» Available data
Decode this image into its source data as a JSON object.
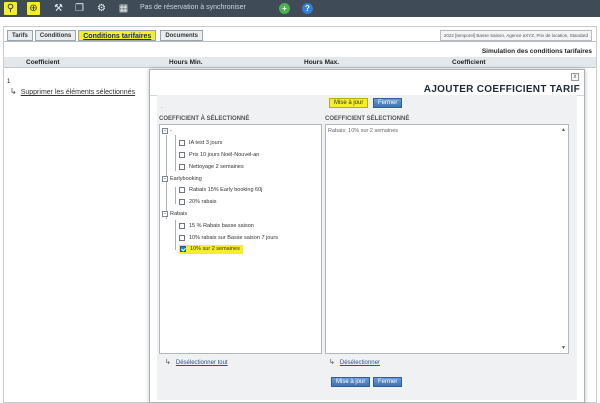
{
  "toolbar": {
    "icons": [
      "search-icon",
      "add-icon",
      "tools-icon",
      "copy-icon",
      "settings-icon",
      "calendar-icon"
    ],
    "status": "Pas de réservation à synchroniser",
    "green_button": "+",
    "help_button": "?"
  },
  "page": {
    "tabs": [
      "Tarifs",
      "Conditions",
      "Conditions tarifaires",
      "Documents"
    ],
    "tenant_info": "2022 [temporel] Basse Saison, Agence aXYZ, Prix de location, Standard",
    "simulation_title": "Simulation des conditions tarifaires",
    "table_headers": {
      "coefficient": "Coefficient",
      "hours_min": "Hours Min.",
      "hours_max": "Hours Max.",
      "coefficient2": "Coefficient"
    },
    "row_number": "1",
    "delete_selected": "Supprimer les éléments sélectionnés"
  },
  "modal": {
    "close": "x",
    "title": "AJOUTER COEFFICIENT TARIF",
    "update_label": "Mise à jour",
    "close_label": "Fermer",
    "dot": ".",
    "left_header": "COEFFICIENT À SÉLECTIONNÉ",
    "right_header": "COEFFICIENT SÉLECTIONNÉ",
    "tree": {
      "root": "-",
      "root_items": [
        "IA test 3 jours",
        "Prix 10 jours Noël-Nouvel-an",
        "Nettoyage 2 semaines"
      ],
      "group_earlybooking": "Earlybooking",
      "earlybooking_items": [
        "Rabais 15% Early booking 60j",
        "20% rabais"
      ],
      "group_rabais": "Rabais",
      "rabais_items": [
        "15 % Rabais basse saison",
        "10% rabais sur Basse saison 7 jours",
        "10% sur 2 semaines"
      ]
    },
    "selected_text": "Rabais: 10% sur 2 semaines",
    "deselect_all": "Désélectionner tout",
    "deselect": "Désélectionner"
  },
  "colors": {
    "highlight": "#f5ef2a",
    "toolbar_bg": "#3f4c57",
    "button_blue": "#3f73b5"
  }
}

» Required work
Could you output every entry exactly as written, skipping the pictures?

» Response below
Decode this image into its source data as a JSON object.
{
  "toolbar": {
    "icons": [
      "search-icon",
      "add-icon",
      "tools-icon",
      "copy-icon",
      "settings-icon",
      "calendar-icon"
    ],
    "status": "Pas de réservation à synchroniser",
    "green_button": "+",
    "help_button": "?"
  },
  "page": {
    "tabs": [
      "Tarifs",
      "Conditions",
      "Conditions tarifaires",
      "Documents"
    ],
    "tenant_info": "2022 [temporel] Basse Saison, Agence aXYZ, Prix de location, Standard",
    "simulation_title": "Simulation des conditions tarifaires",
    "table_headers": {
      "coefficient": "Coefficient",
      "hours_min": "Hours Min.",
      "hours_max": "Hours Max.",
      "coefficient2": "Coefficient"
    },
    "row_number": "1",
    "delete_selected": "Supprimer les éléments sélectionnés"
  },
  "modal": {
    "close": "x",
    "title": "AJOUTER COEFFICIENT TARIF",
    "update_label": "Mise à jour",
    "close_label": "Fermer",
    "dot": ".",
    "left_header": "COEFFICIENT À SÉLECTIONNÉ",
    "right_header": "COEFFICIENT SÉLECTIONNÉ",
    "tree": {
      "root": "-",
      "root_items": [
        "IA test 3 jours",
        "Prix 10 jours Noël-Nouvel-an",
        "Nettoyage 2 semaines"
      ],
      "group_earlybooking": "Earlybooking",
      "earlybooking_items": [
        "Rabais 15% Early booking 60j",
        "20% rabais"
      ],
      "group_rabais": "Rabais",
      "rabais_items": [
        "15 % Rabais basse saison",
        "10% rabais sur Basse saison 7 jours",
        "10% sur 2 semaines"
      ]
    },
    "selected_text": "Rabais: 10% sur 2 semaines",
    "deselect_all": "Désélectionner tout",
    "deselect": "Désélectionner"
  },
  "colors": {
    "highlight": "#f5ef2a",
    "toolbar_bg": "#3f4c57",
    "button_blue": "#3f73b5"
  }
}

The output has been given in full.